Muslim women are empowered and confident
People see a woman in a scarf and assume that she is oppressed, but to judge a book by its cover seems unfair.
Do you have to wear a burqa when you are at home?
It was a legitimate question, coming from peers, sometimes professors and occasionally even friends while I was in college in the United States.
It wasn’t the innocence of the question itself, but rather the oppressive perception that followed which encouraged me to use my lens in order to express the complexity of being a woman in a country like Pakistan.
I wanted to say no, that while some women were painted black head-to-toe, some draped a casual chaddar (shawl) on their heads, some roamed in jeans, while others went to underground parties in skimpy dresses.
I wanted to tell them that the veil in itself was not the greatest symbol of repression, it was the patriarchal mindset of the empowered men and the acquiescing women around me that made it hard to breathe.
I found myself reluctant to agree with the idea of the veil, yet eager to defend its standing because of the quick western dismissal of it.
People see a woman in a scarf and assume that she is oppressed, but to judge a book by its cover seems unfair. Don’t nuns wear head scarves and choose to forgo their sexuality in the name of Christianity?
The women in these images are a fictional portrayal of the empowered Muslim woman, who is strong and beautiful, sensual and confident.

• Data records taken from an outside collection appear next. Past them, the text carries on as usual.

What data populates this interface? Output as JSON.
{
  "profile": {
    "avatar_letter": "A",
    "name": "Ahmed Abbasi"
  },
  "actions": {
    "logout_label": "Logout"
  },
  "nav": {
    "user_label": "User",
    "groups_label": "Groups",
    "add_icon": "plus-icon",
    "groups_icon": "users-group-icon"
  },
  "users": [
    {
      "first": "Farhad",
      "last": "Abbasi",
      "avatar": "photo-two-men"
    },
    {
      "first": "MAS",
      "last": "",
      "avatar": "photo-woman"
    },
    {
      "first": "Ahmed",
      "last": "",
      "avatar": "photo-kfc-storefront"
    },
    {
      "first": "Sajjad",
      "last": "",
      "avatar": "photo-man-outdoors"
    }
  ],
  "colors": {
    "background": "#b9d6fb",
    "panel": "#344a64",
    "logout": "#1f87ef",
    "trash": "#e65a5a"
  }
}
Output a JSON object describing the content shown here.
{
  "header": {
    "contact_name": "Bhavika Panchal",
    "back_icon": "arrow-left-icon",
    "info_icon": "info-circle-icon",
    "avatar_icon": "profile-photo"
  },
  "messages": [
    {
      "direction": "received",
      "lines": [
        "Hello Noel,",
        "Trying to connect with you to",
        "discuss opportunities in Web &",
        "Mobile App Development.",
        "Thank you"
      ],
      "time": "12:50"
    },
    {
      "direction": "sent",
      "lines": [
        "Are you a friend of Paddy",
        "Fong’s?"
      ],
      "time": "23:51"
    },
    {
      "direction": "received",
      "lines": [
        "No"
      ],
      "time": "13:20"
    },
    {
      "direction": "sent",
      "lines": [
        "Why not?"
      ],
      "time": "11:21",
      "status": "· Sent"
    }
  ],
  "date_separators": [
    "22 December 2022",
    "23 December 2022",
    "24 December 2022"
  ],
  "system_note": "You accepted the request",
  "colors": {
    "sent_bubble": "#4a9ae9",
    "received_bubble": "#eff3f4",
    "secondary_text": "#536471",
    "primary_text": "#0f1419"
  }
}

Though belonging to varying faiths, the women in the portraits challenge the perceptions of the West and its biases against head covering in an age when Muslims are seen as the runt of the litter by the western world - whose tolerance seems waning against its quickness to stereotype.